When adding up our alternative investment return of $450 per year after tax, our maintenance fee of $250 per year and the $625 every year from our initial cost ($10,000 divided by 16 years) and converting that to our cost every two years and assuming that we are able to buy seven days from those 105,000 points every two years, our cost of lodging comes to $378 per night for those seven days! During the time that we have used our Wyndham package, I can honestly say that we would not have had to pay $378 for the comparable lodging that we had on four occasions but maybe close to that on one or two occasions.
Had we been buying the package presented to us in an update/sales presentation last week at $2.30 per 1000 points with higher maintenance fees, this per night cost would have probably doubled. That is what, in my personal opinion, each prospective buyer has to focus on... the potential cost per night based on not buying a time share. Numbers don't lie!!! Work the numbers and keep in mind that you are giving up the flexibility of going anyplace at any time and the constant phone calls, etc.
Then, of course are the extra fees such as we encountered last week using WorldMark that they don't talk about when you buy. They like to tell you that you have flexibility to go all over the world... but that is at an additional cost in many cases and requires long term planning and luck, especially if you don't have one of their priority packages in the silver, gold, and platinum category.
Last week we were asked how much we spend on vacations per year. I threw out $15,000. The salesman tried to imply that by upgrading to a silver or gold level we could save much of that... NOT TRUE at all. We would still have airline flights, travel insurance, car rental of far away from home, meals, etc... it just goes on and on. Lodging is just a small part of that $15,000 per year. He also told us 74% of Wyndham timeshare owners, like ourselves, have to stand in the back of the line when reserving since they are not in the silver, gold, and platinum category. Poor us!

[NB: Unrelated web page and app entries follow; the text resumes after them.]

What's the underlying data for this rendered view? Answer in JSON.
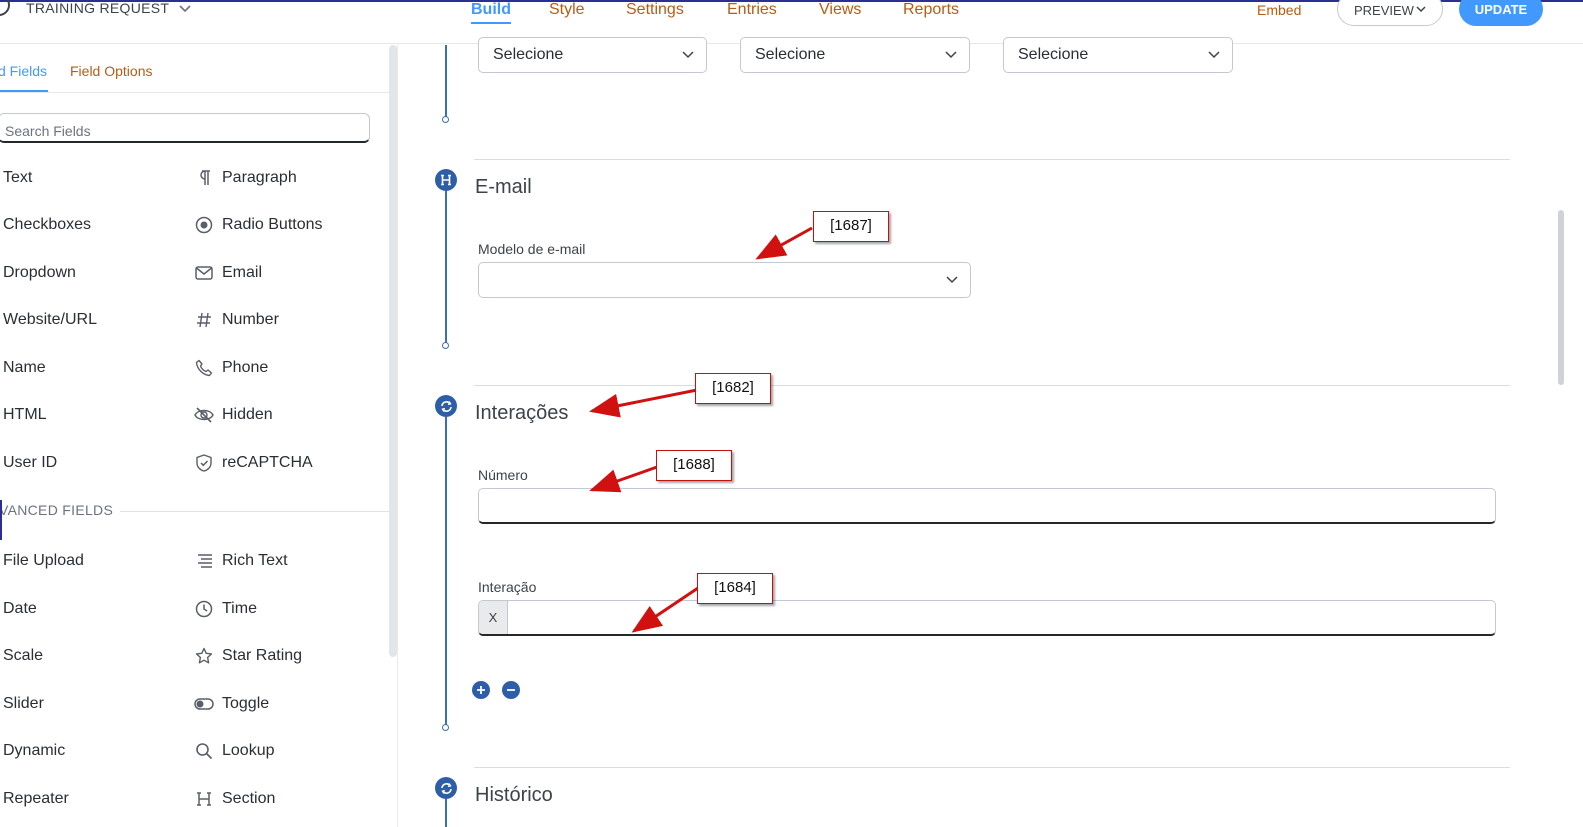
{
  "header": {
    "form_name": "TRAINING REQUEST",
    "nav": [
      "Build",
      "Style",
      "Settings",
      "Entries",
      "Views",
      "Reports"
    ],
    "active_nav": "Build",
    "embed_label": "Embed",
    "preview_label": "PREVIEW",
    "update_label": "UPDATE"
  },
  "sidebar": {
    "tabs": [
      "d Fields",
      "Field Options"
    ],
    "search_placeholder": "Search Fields",
    "basic_fields": [
      {
        "label": "Text",
        "icon": "text-icon"
      },
      {
        "label": "Paragraph",
        "icon": "paragraph-icon"
      },
      {
        "label": "Checkboxes",
        "icon": "checkbox-icon"
      },
      {
        "label": "Radio Buttons",
        "icon": "radio-icon"
      },
      {
        "label": "Dropdown",
        "icon": "dropdown-icon"
      },
      {
        "label": "Email",
        "icon": "envelope-icon"
      },
      {
        "label": "Website/URL",
        "icon": "link-icon"
      },
      {
        "label": "Number",
        "icon": "hash-icon"
      },
      {
        "label": "Name",
        "icon": "user-icon"
      },
      {
        "label": "Phone",
        "icon": "phone-icon"
      },
      {
        "label": "HTML",
        "icon": "code-icon"
      },
      {
        "label": "Hidden",
        "icon": "eye-slash-icon"
      },
      {
        "label": "User ID",
        "icon": "id-icon"
      },
      {
        "label": "reCAPTCHA",
        "icon": "shield-check-icon"
      }
    ],
    "advanced_title": "VANCED FIELDS",
    "advanced_fields": [
      {
        "label": "File Upload",
        "icon": "upload-icon"
      },
      {
        "label": "Rich Text",
        "icon": "rich-text-icon"
      },
      {
        "label": "Date",
        "icon": "calendar-icon"
      },
      {
        "label": "Time",
        "icon": "clock-icon"
      },
      {
        "label": "Scale",
        "icon": "scale-icon"
      },
      {
        "label": "Star Rating",
        "icon": "star-icon"
      },
      {
        "label": "Slider",
        "icon": "slider-icon"
      },
      {
        "label": "Toggle",
        "icon": "toggle-icon"
      },
      {
        "label": "Dynamic",
        "icon": "dynamic-icon"
      },
      {
        "label": "Lookup",
        "icon": "magnifier-icon"
      },
      {
        "label": "Repeater",
        "icon": "repeater-icon"
      },
      {
        "label": "Section",
        "icon": "section-h-icon"
      }
    ]
  },
  "canvas": {
    "top_selects": [
      "Selecione",
      "Selecione",
      "Selecione"
    ],
    "email_section": {
      "title": "E-mail",
      "field_label": "Modelo de e-mail",
      "field_value": ""
    },
    "interactions_section": {
      "title": "Interações",
      "numero_label": "Número",
      "numero_value": "",
      "interacao_label": "Interação",
      "interacao_prefix": "X",
      "interacao_value": ""
    },
    "history_section": {
      "title": "Histórico"
    }
  },
  "annotations": [
    {
      "text": "[1687]"
    },
    {
      "text": "[1682]"
    },
    {
      "text": "[1688]"
    },
    {
      "text": "[1684]"
    }
  ],
  "colors": {
    "accent_blue": "#4199fd",
    "nav_orange": "#b85c12",
    "section_icon_blue": "#2e5ea8",
    "annotation_red": "#d11010"
  }
}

I feel truly sorry for any younger couple who have to put themselves into debt to buy a time share. Our timeshare works for us every two years by paying for lodging but again, we could have bought comparable lodging out of pocket in most cases for less than the $378 per night plus it is costing us. None of the places that we have been able to book into could be considered five star resorts but some have been very nice. Please keep in mind again, that this is just my personal opinion based simply on our experience as an owner over the last six years.

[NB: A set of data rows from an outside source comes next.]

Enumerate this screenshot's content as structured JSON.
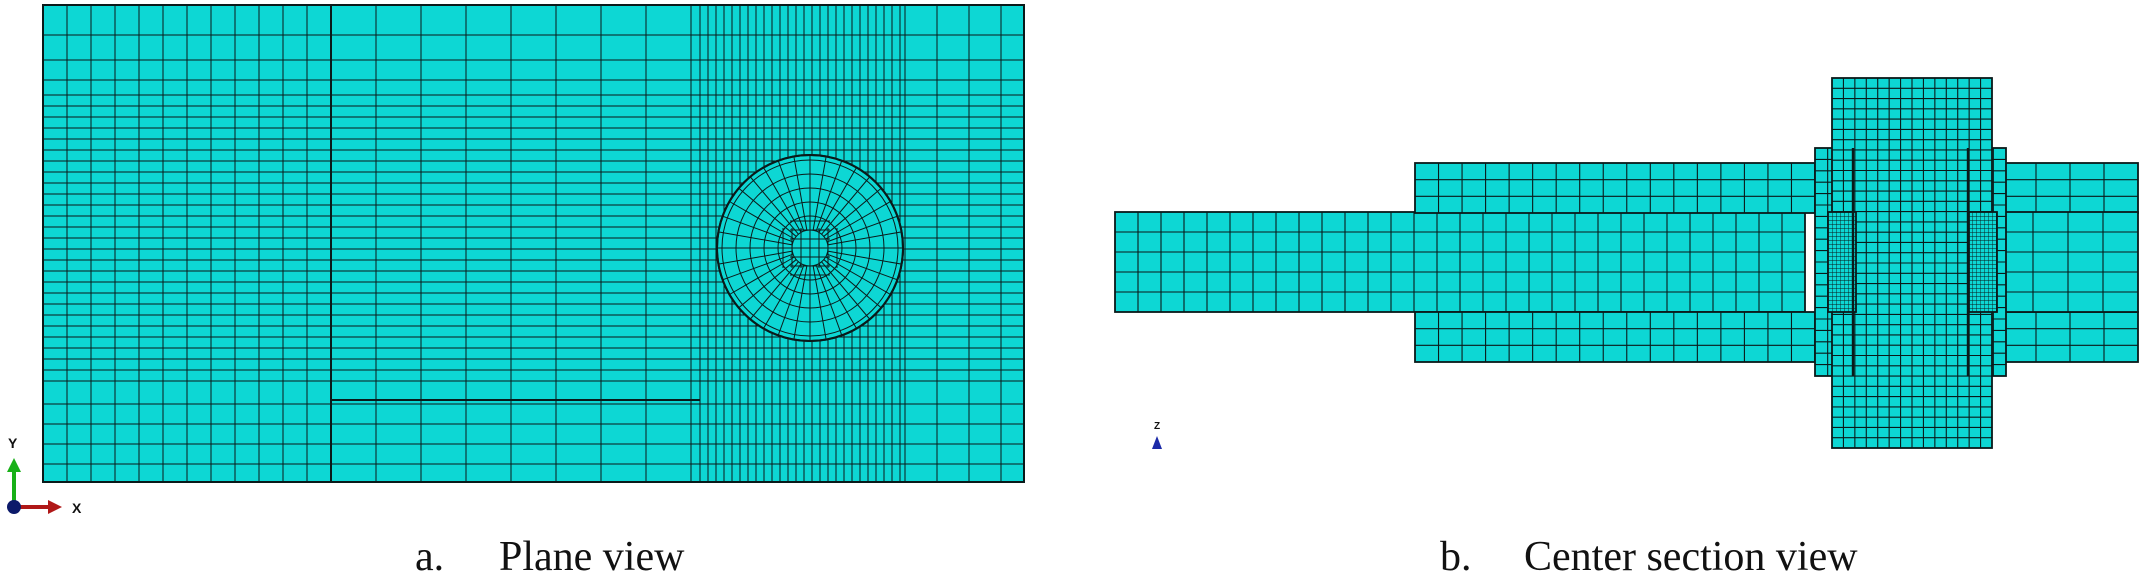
{
  "figure": {
    "colors": {
      "mesh_fill": "#0dd7d4",
      "mesh_line": "#0a1a1a",
      "axis_x": "#b01818",
      "axis_y": "#18b018",
      "axis_z": "#1c2aa8",
      "origin": "#0c1a6a"
    }
  },
  "panel_a": {
    "caption_letter": "a.",
    "caption_text": "Plane view",
    "triad": {
      "x_label": "X",
      "y_label": "Y"
    }
  },
  "panel_b": {
    "caption_letter": "b.",
    "caption_text": "Center section view",
    "triad": {
      "z_label": "Z"
    }
  }
}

SAN ANTONIO, TEXAS -- We were trying to get tickets for the boat ride on the river in San Antonio when a Wyndham salesperson said he could pay for our tickets plus a free lunch the next day. All we had to do was take a tour of their hotel and give feedback.
After about 30 minutes of wasted time he took my credit card and charged $15.00, which I thought was for the boat tickets. Not so, and he could not explain what the $15.00 was for. That is when I said "give me the $15.00 back." His "supervisor" stepped in and produced a void charge ticket for the $15.00. The charge has hit my card and I'm still waiting for the credit.
WI DELLS, WISCONSIN -- I have timeshares and this one does not come close to delivering what is promised and is a scam made legitimate by the mountains of paperwork you are required to sign. Nothing is as promised. 3 months of maintenance fees alone will cover what you get for 105,000 points, leaving the remaining 9 months going into their pockets. And that is if you get it for free. And because it falls under real estate laws, you burden your children and/or your estate with these fees which do not end with your death. Good luck finding a buyer - no one wants this money sucking disease. Speak up people - there is a government agency for this. www.ftc.gov. File a complaint.